(Records excerpted from a collection)
>>>
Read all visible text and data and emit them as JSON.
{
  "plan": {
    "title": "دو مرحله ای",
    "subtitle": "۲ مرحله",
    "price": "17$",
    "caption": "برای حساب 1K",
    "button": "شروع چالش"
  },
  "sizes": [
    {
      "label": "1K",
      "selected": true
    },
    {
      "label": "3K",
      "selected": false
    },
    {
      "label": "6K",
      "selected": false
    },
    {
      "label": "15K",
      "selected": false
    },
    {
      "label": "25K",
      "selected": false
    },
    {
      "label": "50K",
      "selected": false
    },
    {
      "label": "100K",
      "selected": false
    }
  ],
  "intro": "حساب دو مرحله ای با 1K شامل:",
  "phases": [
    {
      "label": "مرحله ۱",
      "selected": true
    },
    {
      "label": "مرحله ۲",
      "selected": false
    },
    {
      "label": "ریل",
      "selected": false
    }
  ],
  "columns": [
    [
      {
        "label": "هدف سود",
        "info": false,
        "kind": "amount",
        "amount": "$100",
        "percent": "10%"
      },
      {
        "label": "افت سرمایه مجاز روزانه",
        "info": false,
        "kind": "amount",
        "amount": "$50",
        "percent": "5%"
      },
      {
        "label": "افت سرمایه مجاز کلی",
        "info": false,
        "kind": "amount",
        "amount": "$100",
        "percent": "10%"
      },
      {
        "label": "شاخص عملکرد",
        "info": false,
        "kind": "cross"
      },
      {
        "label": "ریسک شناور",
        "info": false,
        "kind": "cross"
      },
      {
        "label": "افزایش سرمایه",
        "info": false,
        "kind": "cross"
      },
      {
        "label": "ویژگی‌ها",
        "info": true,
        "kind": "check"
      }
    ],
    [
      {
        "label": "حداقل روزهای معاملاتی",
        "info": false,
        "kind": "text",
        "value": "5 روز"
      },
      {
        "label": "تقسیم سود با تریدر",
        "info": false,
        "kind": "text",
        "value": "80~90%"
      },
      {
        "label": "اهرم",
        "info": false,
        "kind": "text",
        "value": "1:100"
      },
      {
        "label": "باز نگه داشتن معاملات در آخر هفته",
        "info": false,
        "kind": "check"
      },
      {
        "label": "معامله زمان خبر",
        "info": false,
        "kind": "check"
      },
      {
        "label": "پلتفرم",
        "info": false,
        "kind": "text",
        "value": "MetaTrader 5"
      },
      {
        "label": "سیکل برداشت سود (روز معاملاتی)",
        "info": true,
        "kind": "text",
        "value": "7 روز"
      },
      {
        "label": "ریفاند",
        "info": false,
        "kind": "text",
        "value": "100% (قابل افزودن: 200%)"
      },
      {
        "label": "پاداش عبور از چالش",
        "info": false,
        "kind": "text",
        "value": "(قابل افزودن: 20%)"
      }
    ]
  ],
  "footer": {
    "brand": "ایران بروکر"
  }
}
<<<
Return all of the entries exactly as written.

Read all visible text and data and emit them as JSON.
{
  "plan": {
    "title": "دو مرحله ای",
    "subtitle": "۲ مرحله",
    "price": "17$",
    "caption": "برای حساب 1K",
    "button": "شروع چالش"
  },
  "sizes": [
    {
      "label": "1K",
      "selected": true
    },
    {
      "label": "3K",
      "selected": false
    },
    {
      "label": "6K",
      "selected": false
    },
    {
      "label": "15K",
      "selected": false
    },
    {
      "label": "25K",
      "selected": false
    },
    {
      "label": "50K",
      "selected": false
    },
    {
      "label": "100K",
      "selected": false
    }
  ],
  "intro": "حساب دو مرحله ای با 1K شامل:",
  "phases": [
    {
      "label": "مرحله ۱",
      "selected": true
    },
    {
      "label": "مرحله ۲",
      "selected": false
    },
    {
      "label": "ریل",
      "selected": false
    }
  ],
  "columns": [
    [
      {
        "label": "هدف سود",
        "info": false,
        "kind": "amount",
        "amount": "$100",
        "percent": "10%"
      },
      {
        "label": "افت سرمایه مجاز روزانه",
        "info": false,
        "kind": "amount",
        "amount": "$50",
        "percent": "5%"
      },
      {
        "label": "افت سرمایه مجاز کلی",
        "info": false,
        "kind": "amount",
        "amount": "$100",
        "percent": "10%"
      },
      {
        "label": "شاخص عملکرد",
        "info": false,
        "kind": "cross"
      },
      {
        "label": "ریسک شناور",
        "info": false,
        "kind": "cross"
      },
      {
        "label": "افزایش سرمایه",
        "info": false,
        "kind": "cross"
      },
      {
        "label": "ویژگی‌ها",
        "info": true,
        "kind": "check"
      }
    ],
    [
      {
        "label": "حداقل روزهای معاملاتی",
        "info": false,
        "kind": "text",
        "value": "5 روز"
      },
      {
        "label": "تقسیم سود با تریدر",
        "info": false,
        "kind": "text",
        "value": "80~90%"
      },
      {
        "label": "اهرم",
        "info": false,
        "kind": "text",
        "value": "1:100"
      },
      {
        "label": "باز نگه داشتن معاملات در آخر هفته",
        "info": false,
        "kind": "check"
      },
      {
        "label": "معامله زمان خبر",
        "info": false,
        "kind": "check"
      },
      {
        "label": "پلتفرم",
        "info": false,
        "kind": "text",
        "value": "MetaTrader 5"
      },
      {
        "label": "سیکل برداشت سود (روز معاملاتی)",
        "info": true,
        "kind": "text",
        "value": "7 روز"
      },
      {
        "label": "ریفاند",
        "info": false,
        "kind": "text",
        "value": "100% (قابل افزودن: 200%)"
      },
      {
        "label": "پاداش عبور از چالش",
        "info": false,
        "kind": "text",
        "value": "(قابل افزودن: 20%)"
      }
    ]
  ],
  "footer": {
    "brand": "ایران بروکر"
  }
}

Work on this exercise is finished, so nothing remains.